Success with compression climbing can be dependent on body size. In the legendary forest of Fontainebleau, France, where problems of this style abound, developers even have an addendum to the grading scale: morpho, which is short for morphological and pertains to the structure of the climber and his or her individual features. Some of the most difficult compression problems I’ve done took a great period of time for me to figure out my own beta—I wasn’t tall enough to do the standard sequence, so I had to work out a series of tough alternative moves. Be prepared to watch and listen for beta from others, but always be ready to think outside the “what everybody else does on this one” box to find the right method for you.
This is the ultimate problem with compression climbing: morphology, aka body size and arm span (see Body Type). I’ve climbed up to V14, but sometimes you just can’t reach. Often I have to do many extra foot moves, which turns the slopers into time bombs when you have to hold on twice as long. Don’t take it too seriously—there will be impossible problems. A huge reach makes a huge difference. But remember that compression climbing is already a dead art form if you’re not doing it for the love of the features and the moves.
This type of climbing can put strain on areas that are used in a more straightforward way with other types of climbing, namely the shoulders, wrists, and elbows.
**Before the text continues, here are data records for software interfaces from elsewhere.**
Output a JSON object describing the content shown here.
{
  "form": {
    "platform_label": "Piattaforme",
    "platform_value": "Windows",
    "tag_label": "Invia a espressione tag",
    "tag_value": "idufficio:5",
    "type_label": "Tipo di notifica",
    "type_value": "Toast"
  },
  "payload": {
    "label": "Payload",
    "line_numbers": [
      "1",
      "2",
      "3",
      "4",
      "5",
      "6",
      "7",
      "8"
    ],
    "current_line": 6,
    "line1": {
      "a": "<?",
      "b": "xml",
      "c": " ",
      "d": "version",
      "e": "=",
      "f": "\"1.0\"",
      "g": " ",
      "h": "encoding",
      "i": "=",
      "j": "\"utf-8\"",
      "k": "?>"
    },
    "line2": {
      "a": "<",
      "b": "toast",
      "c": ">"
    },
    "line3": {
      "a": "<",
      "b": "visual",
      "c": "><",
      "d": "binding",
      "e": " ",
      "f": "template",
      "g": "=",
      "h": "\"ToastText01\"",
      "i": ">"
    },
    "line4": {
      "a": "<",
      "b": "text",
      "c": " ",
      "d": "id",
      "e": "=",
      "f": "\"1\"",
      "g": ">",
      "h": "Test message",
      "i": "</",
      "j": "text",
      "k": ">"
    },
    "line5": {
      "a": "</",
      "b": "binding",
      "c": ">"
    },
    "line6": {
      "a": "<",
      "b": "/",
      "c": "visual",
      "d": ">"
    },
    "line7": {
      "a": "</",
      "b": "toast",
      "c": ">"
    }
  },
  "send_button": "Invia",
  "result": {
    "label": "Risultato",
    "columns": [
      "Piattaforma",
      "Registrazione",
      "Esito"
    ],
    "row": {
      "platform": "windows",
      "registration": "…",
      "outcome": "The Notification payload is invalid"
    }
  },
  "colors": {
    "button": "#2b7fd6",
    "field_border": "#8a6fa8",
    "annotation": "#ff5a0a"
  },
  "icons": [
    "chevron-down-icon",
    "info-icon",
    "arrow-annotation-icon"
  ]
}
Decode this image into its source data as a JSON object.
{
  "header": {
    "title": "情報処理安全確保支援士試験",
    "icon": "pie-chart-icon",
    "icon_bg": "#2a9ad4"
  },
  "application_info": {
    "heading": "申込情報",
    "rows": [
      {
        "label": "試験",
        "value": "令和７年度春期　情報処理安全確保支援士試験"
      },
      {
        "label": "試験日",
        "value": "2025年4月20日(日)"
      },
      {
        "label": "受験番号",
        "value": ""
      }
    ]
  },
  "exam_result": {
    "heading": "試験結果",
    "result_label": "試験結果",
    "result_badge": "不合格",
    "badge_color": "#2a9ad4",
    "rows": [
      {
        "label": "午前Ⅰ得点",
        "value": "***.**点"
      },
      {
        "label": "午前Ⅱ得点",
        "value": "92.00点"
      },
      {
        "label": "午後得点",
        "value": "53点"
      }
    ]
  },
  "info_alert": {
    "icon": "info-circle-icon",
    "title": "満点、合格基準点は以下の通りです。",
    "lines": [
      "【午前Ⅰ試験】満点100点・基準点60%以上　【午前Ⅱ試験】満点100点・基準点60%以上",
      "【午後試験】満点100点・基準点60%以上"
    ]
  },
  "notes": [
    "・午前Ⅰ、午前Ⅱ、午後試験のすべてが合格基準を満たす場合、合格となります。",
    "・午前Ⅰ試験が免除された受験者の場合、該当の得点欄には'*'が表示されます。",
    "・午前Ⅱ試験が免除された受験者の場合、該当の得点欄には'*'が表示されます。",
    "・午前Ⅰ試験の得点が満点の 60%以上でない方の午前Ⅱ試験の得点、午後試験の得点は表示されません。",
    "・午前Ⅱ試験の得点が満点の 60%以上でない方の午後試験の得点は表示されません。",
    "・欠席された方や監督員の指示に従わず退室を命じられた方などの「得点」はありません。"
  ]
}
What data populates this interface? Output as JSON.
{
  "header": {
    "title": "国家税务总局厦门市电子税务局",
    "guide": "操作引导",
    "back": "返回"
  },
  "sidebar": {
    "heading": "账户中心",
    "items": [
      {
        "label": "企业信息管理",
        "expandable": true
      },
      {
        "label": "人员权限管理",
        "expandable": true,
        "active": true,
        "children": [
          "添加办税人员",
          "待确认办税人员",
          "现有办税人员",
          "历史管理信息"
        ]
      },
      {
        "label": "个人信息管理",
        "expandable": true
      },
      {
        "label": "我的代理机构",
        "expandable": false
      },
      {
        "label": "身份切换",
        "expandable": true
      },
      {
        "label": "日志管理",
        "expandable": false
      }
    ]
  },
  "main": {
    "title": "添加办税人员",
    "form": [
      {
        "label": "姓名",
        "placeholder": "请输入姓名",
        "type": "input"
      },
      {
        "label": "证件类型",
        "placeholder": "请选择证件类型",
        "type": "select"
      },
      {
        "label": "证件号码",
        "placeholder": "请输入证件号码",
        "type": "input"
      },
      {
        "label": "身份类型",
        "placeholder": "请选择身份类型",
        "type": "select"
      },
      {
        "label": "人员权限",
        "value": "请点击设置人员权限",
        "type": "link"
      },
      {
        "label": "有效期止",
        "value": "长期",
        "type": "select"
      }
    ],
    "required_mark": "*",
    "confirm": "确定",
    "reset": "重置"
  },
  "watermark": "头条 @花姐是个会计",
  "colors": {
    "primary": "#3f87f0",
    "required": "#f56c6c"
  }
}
Compression puts more impact on these joints, and it can be impact at odd angles. Make sure to listen to any tweaky body parts, rest, ice, administer ibuprofen, and use compression accordingly. The repetitive motion of slapping blank arêtes can wreak havoc on your sensitive and complex shoulder and wrist joints.
Like any problem that has a lot of slopers or large, open-hand holds, conditions are crucial to sending. Wait for cool, crisp, dry days to maximize friction for both your hands and your feet. If you’re sliming off during any given session, save your strength for another day with better weather.
Not using your legs and not leaning to one side enough. Squeezing gets better and somewhat easier when you lean against it, similar to a layback. Most climbing is based on footwork, but compression is all about full legwork—from your toes to your butt. Get those stems involved as much as possible. This isn’t really a common mistake, but it’s the hardest part to master: shifting your state of mind from subtle and introspective to angry, crushing fierceness—and then turning it off again in one breath.
Chris Schulte has been a climber and prolific first ascensionist for 20 years. Seeking out refrigerators to hug has taken him from the Front Range of Colorado to Fontainebleau.